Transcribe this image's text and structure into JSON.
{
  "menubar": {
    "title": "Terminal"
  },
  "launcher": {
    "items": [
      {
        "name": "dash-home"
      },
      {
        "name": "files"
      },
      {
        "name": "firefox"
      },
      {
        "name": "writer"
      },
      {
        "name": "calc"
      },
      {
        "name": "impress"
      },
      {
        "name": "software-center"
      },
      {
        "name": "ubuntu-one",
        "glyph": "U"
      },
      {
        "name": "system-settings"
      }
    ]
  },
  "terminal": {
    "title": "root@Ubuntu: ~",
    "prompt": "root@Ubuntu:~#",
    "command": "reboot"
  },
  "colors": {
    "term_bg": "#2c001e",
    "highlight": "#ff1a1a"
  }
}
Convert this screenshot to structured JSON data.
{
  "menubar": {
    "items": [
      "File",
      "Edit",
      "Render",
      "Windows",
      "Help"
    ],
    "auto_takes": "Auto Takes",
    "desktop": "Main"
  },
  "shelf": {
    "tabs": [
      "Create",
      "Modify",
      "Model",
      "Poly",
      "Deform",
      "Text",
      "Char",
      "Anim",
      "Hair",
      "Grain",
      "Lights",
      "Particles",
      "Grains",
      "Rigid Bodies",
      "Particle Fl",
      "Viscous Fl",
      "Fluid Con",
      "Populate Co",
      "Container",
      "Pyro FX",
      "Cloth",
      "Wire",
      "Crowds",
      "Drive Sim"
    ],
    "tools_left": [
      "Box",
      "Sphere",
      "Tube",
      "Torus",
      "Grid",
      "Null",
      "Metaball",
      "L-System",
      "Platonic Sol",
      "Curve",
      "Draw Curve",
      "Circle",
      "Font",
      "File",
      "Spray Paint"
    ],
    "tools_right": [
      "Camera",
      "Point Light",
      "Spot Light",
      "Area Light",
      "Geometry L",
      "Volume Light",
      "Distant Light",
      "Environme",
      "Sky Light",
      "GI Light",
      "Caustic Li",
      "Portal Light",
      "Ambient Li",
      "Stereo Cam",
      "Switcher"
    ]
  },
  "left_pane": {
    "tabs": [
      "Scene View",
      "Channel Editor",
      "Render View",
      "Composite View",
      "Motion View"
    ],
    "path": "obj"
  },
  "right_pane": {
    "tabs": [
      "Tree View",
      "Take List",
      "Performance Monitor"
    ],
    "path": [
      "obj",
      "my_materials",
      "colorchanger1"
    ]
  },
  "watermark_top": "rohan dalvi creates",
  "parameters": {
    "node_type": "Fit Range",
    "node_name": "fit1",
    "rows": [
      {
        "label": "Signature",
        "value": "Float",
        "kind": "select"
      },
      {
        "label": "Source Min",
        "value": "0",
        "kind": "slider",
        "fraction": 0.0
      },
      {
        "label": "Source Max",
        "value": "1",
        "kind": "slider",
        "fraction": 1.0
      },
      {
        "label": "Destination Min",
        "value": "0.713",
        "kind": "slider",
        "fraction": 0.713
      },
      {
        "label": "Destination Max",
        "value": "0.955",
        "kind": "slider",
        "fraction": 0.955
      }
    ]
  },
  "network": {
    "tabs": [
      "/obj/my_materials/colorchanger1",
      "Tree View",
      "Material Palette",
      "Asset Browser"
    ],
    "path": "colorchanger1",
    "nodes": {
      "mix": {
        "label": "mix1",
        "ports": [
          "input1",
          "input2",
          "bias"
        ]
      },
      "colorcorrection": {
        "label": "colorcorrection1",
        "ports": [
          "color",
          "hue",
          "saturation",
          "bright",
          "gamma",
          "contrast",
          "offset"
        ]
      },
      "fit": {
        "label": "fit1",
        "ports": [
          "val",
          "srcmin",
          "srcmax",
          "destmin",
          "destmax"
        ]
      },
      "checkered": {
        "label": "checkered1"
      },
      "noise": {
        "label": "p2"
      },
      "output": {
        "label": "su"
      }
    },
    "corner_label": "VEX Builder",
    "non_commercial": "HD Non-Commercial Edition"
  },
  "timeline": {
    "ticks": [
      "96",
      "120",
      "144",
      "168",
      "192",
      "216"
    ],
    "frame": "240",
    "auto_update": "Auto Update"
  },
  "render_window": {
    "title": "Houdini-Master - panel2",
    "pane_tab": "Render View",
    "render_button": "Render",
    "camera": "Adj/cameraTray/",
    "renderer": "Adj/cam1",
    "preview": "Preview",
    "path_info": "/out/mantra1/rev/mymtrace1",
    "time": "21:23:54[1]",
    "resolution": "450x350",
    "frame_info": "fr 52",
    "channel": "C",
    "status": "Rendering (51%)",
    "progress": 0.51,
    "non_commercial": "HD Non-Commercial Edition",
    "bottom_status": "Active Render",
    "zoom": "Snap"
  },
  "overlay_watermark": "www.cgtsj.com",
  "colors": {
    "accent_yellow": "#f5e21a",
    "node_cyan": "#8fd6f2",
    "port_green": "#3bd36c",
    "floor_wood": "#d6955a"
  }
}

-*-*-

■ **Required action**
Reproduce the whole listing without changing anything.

■ **Task answer**
Transcribe this image's text and structure into JSON.
{
  "menubar": {
    "title": "Terminal"
  },
  "launcher": {
    "items": [
      {
        "name": "dash-home"
      },
      {
        "name": "files"
      },
      {
        "name": "firefox"
      },
      {
        "name": "writer"
      },
      {
        "name": "calc"
      },
      {
        "name": "impress"
      },
      {
        "name": "software-center"
      },
      {
        "name": "ubuntu-one",
        "glyph": "U"
      },
      {
        "name": "system-settings"
      }
    ]
  },
  "terminal": {
    "title": "root@Ubuntu: ~",
    "prompt": "root@Ubuntu:~#",
    "command": "reboot"
  },
  "colors": {
    "term_bg": "#2c001e",
    "highlight": "#ff1a1a"
  }
}
Convert this screenshot to structured JSON data.
{
  "menubar": {
    "items": [
      "File",
      "Edit",
      "Render",
      "Windows",
      "Help"
    ],
    "auto_takes": "Auto Takes",
    "desktop": "Main"
  },
  "shelf": {
    "tabs": [
      "Create",
      "Modify",
      "Model",
      "Poly",
      "Deform",
      "Text",
      "Char",
      "Anim",
      "Hair",
      "Grain",
      "Lights",
      "Particles",
      "Grains",
      "Rigid Bodies",
      "Particle Fl",
      "Viscous Fl",
      "Fluid Con",
      "Populate Co",
      "Container",
      "Pyro FX",
      "Cloth",
      "Wire",
      "Crowds",
      "Drive Sim"
    ],
    "tools_left": [
      "Box",
      "Sphere",
      "Tube",
      "Torus",
      "Grid",
      "Null",
      "Metaball",
      "L-System",
      "Platonic Sol",
      "Curve",
      "Draw Curve",
      "Circle",
      "Font",
      "File",
      "Spray Paint"
    ],
    "tools_right": [
      "Camera",
      "Point Light",
      "Spot Light",
      "Area Light",
      "Geometry L",
      "Volume Light",
      "Distant Light",
      "Environme",
      "Sky Light",
      "GI Light",
      "Caustic Li",
      "Portal Light",
      "Ambient Li",
      "Stereo Cam",
      "Switcher"
    ]
  },
  "left_pane": {
    "tabs": [
      "Scene View",
      "Channel Editor",
      "Render View",
      "Composite View",
      "Motion View"
    ],
    "path": "obj"
  },
  "right_pane": {
    "tabs": [
      "Tree View",
      "Take List",
      "Performance Monitor"
    ],
    "path": [
      "obj",
      "my_materials",
      "colorchanger1"
    ]
  },
  "watermark_top": "rohan dalvi creates",
  "parameters": {
    "node_type": "Fit Range",
    "node_name": "fit1",
    "rows": [
      {
        "label": "Signature",
        "value": "Float",
        "kind": "select"
      },
      {
        "label": "Source Min",
        "value": "0",
        "kind": "slider",
        "fraction": 0.0
      },
      {
        "label": "Source Max",
        "value": "1",
        "kind": "slider",
        "fraction": 1.0
      },
      {
        "label": "Destination Min",
        "value": "0.713",
        "kind": "slider",
        "fraction": 0.713
      },
      {
        "label": "Destination Max",
        "value": "0.955",
        "kind": "slider",
        "fraction": 0.955
      }
    ]
  },
  "network": {
    "tabs": [
      "/obj/my_materials/colorchanger1",
      "Tree View",
      "Material Palette",
      "Asset Browser"
    ],
    "path": "colorchanger1",
    "nodes": {
      "mix": {
        "label": "mix1",
        "ports": [
          "input1",
          "input2",
          "bias"
        ]
      },
      "colorcorrection": {
        "label": "colorcorrection1",
        "ports": [
          "color",
          "hue",
          "saturation",
          "bright",
          "gamma",
          "contrast",
          "offset"
        ]
      },
      "fit": {
        "label": "fit1",
        "ports": [
          "val",
          "srcmin",
          "srcmax",
          "destmin",
          "destmax"
        ]
      },
      "checkered": {
        "label": "checkered1"
      },
      "noise": {
        "label": "p2"
      },
      "output": {
        "label": "su"
      }
    },
    "corner_label": "VEX Builder",
    "non_commercial": "HD Non-Commercial Edition"
  },
  "timeline": {
    "ticks": [
      "96",
      "120",
      "144",
      "168",
      "192",
      "216"
    ],
    "frame": "240",
    "auto_update": "Auto Update"
  },
  "render_window": {
    "title": "Houdini-Master - panel2",
    "pane_tab": "Render View",
    "render_button": "Render",
    "camera": "Adj/cameraTray/",
    "renderer": "Adj/cam1",
    "preview": "Preview",
    "path_info": "/out/mantra1/rev/mymtrace1",
    "time": "21:23:54[1]",
    "resolution": "450x350",
    "frame_info": "fr 52",
    "channel": "C",
    "status": "Rendering (51%)",
    "progress": 0.51,
    "non_commercial": "HD Non-Commercial Edition",
    "bottom_status": "Active Render",
    "zoom": "Snap"
  },
  "overlay_watermark": "www.cgtsj.com",
  "colors": {
    "accent_yellow": "#f5e21a",
    "node_cyan": "#8fd6f2",
    "port_green": "#3bd36c",
    "floor_wood": "#d6955a"
  }
}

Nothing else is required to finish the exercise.